The key design goal of Hyperglance is a unified, real-time view and control interface across different integrations.  You should be able to navigate a VMware integration generally the same as an AWS integration. Even though the target platform is different the views and controls remain the same (apart from unique icons to represent different integration-unique entities). 


Test #1: Basic Features

We have created small test activities for you to try, each takes a few minutes. We recommend you try out these activities to get used to the product:


1. Navigating nodes with click, double-click and icons (for all users)

a. Moving and centering the view.

b. Expanding and collapsing nodes.

c. Isolating and Un-isolating the view

i. Show me one group (Isolate by Group)

ii. Show me one-hop connections to this node (Isolate by Node)

iii. Show me multi-hop connections to this node (Isolate by Links)

2. Searching for entities and attributes

a. Show me all virtual machines (for the cloud/virtualization admin/ops)

b. Show me all alarms (for operations)

c. Show me all networks (for the network engineers)

d. Show me all AWS entities (for AWS admins)

e. Show me all gateways (for the network engineers)

3. Exploring service layers in 3D

a. Rotating the view.

b. Show me the DynamoDB instances run on which region (AWS)

c. Show me *this* DynamoDB instance (wherever it is in AWS)

d. Show me which VMs run on which hosts and networks (VMware)

e. Show me which private cloud runs on which infrastructure (OpenStack)




Test #2: Finding Alarms and their Impact
By using the Search feature you can look across the whole topology to find alarms, then navigate to see what other entities could be impacted as well as digging deeper into the alarm itself.

1. Reset the interface by:
a. Clear any Isolations at the bottom-right (if any are selected, a little white ‘x’ will let you do this).
b. Collapse any opened groupings using the groupings box icon in the top-right.
c. Click the Home icon bottom-left to reset the node layout.
2. Find all Alarms across the whole topology by typing “alarms” into the Search box.
3. Click once on the VMware icon.
4. On the left-hand pop-up menu, click the Alarms icon to see current alarms.
5. Click any alarm in the list to see more details about the node that is alarming.
6. From the node details, click the Alarms icon again to see more details about the alarm itself.
7. Click the Statistics icon to see a range of metrics for the node.
8. Click the Location icon to immediately highlight the node in the main visualization.
9. Click the Isolation icon on the bottom right and see the One-hop and Multi-hop connections to see what is connected to this alarming node.

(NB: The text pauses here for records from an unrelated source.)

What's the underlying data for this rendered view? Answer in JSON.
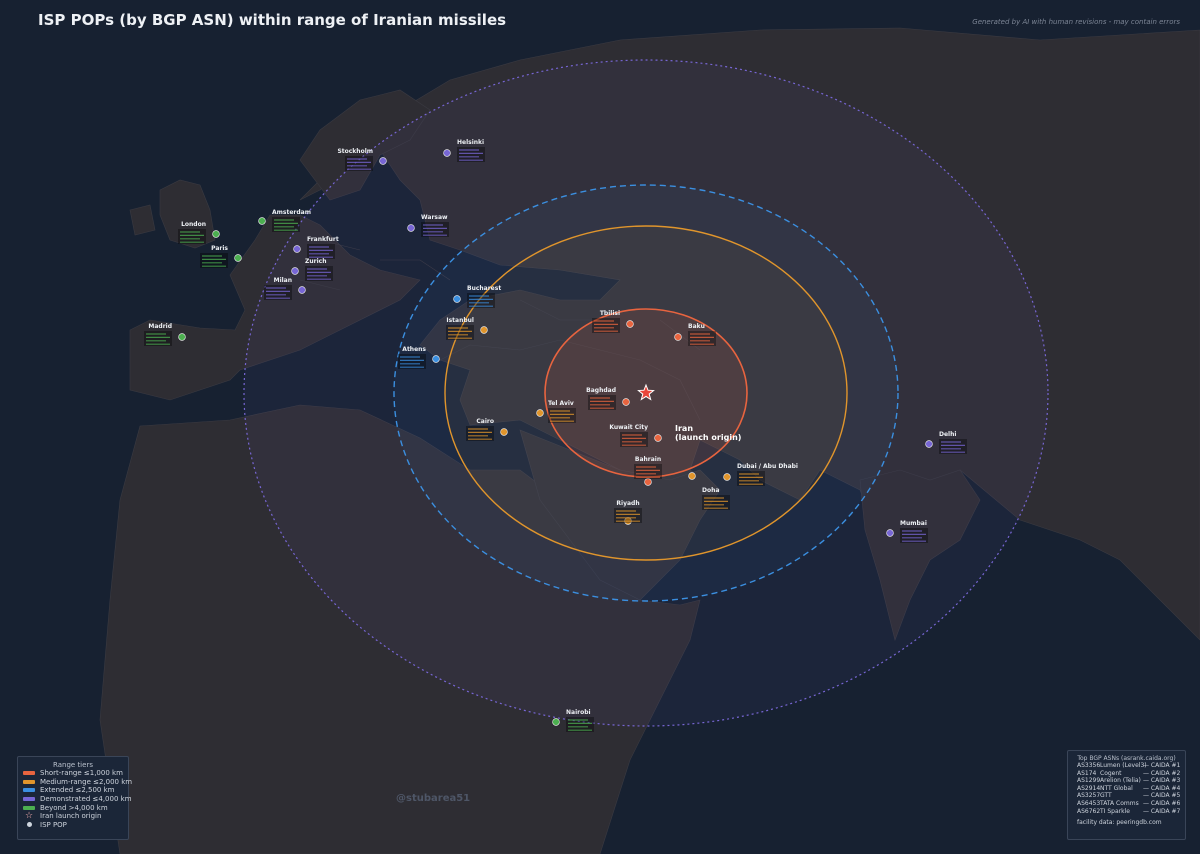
{
  "title": "ISP POPs (by BGP ASN) within range of Iranian missiles",
  "credit": "Generated by AI with human revisions - may contain errors",
  "watermark": "@stubarea51",
  "colors": {
    "background": "#172131",
    "land": "#2e2d33",
    "short": "#e8643f",
    "medium": "#e0952c",
    "extended": "#3b8fe0",
    "demonstrated": "#7766d4",
    "beyond": "#4caf50"
  },
  "legend": {
    "title": "Range tiers",
    "items": [
      {
        "label": "Short-range  ≤1,000 km",
        "color": "#e8643f"
      },
      {
        "label": "Medium-range  ≤2,000 km",
        "color": "#e0952c"
      },
      {
        "label": "Extended  ≤2,500 km",
        "color": "#3b8fe0"
      },
      {
        "label": "Demonstrated  ≤4,000 km",
        "color": "#7766d4"
      },
      {
        "label": "Beyond  >4,000 km",
        "color": "#4caf50"
      }
    ],
    "origin_label": "Iran launch origin",
    "pop_label": "ISP POP"
  },
  "asn_box": {
    "title": "Top BGP ASNs  (asrank.caida.org)",
    "rows": [
      {
        "asn": "AS3356",
        "name": "Lumen (Level3)",
        "rank": "— CAIDA #1"
      },
      {
        "asn": "AS174",
        "name": "Cogent",
        "rank": "— CAIDA #2"
      },
      {
        "asn": "AS1299",
        "name": "Arelion (Telia)",
        "rank": "— CAIDA #3"
      },
      {
        "asn": "AS2914",
        "name": "NTT Global",
        "rank": "— CAIDA #4"
      },
      {
        "asn": "AS3257",
        "name": "GTT",
        "rank": "— CAIDA #5"
      },
      {
        "asn": "AS6453",
        "name": "TATA Comms",
        "rank": "— CAIDA #6"
      },
      {
        "asn": "AS6762",
        "name": "TI Sparkle",
        "rank": "— CAIDA #7"
      }
    ],
    "footer": "facility data: peeringdb.com"
  },
  "origin": {
    "name": "Iran",
    "sublabel": "(launch origin)"
  },
  "cities": [
    {
      "name": "Baghdad",
      "tier": "short"
    },
    {
      "name": "Kuwait City",
      "tier": "short"
    },
    {
      "name": "Tbilisi",
      "tier": "short"
    },
    {
      "name": "Baku",
      "tier": "short"
    },
    {
      "name": "Bahrain",
      "tier": "short"
    },
    {
      "name": "Doha",
      "tier": "medium"
    },
    {
      "name": "Dubai / Abu Dhabi",
      "tier": "medium"
    },
    {
      "name": "Riyadh",
      "tier": "medium"
    },
    {
      "name": "Tel Aviv",
      "tier": "medium"
    },
    {
      "name": "Cairo",
      "tier": "medium"
    },
    {
      "name": "Istanbul",
      "tier": "medium"
    },
    {
      "name": "Bucharest",
      "tier": "extended"
    },
    {
      "name": "Athens",
      "tier": "extended"
    },
    {
      "name": "Warsaw",
      "tier": "demonstrated"
    },
    {
      "name": "Helsinki",
      "tier": "demonstrated"
    },
    {
      "name": "Stockholm",
      "tier": "demonstrated"
    },
    {
      "name": "Frankfurt",
      "tier": "demonstrated"
    },
    {
      "name": "Zurich",
      "tier": "demonstrated"
    },
    {
      "name": "Milan",
      "tier": "demonstrated"
    },
    {
      "name": "Delhi",
      "tier": "demonstrated"
    },
    {
      "name": "Mumbai",
      "tier": "demonstrated"
    },
    {
      "name": "Amsterdam",
      "tier": "beyond"
    },
    {
      "name": "London",
      "tier": "beyond"
    },
    {
      "name": "Paris",
      "tier": "beyond"
    },
    {
      "name": "Madrid",
      "tier": "beyond"
    },
    {
      "name": "Nairobi",
      "tier": "beyond"
    }
  ]
}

Test #3: Exploring Service Layers in 3D
Containers can live in Virtual Machines. Virtual Machines can live on VMware, OpenStack or AWS. Hosts underpin VMware virtual machines, and Networks and Storage underpin VMware and OpenStack hosts. This complexity can be explored in 3D with Hyperglance. 


In the above screenshot we’ve use the Rotate icon (bottom left) to visualize from the bottom-up, as if you were lying under the infrastructure. Closest nodes are the bottom-most storage and networks, then next (deeper) is the VMware Host, then behind (deeper) are the Docker containers running on VMware.

You can see that Docker containers also run on OpenStack and Amazon, and exploration of the Docker node will reveal which containers run where.

In our example we have integrations with Docker, AWS, OpenStack and VMware, but you can do a similar test with just VMware or OpenStack.

1. Reset the interface by:

a. Clear any Isolations at the bottom-right (if any are selected, a little white ‘x’ will let you do this).

b. Collapse any opened groupings using the groupings box icon in the top-right.

c. Click the Home icon bottom-left to reset the node layout.

2. Double-click the VMware icon to explode it into Storage, VM & Network and Host sub-groups.

3. Click the Rotate icon on the bottom-left.

4. Use mouse click-and-drag to rotate the interface and see the layers.

5. Double-click the VMs and Networks group and rotate to see the layers.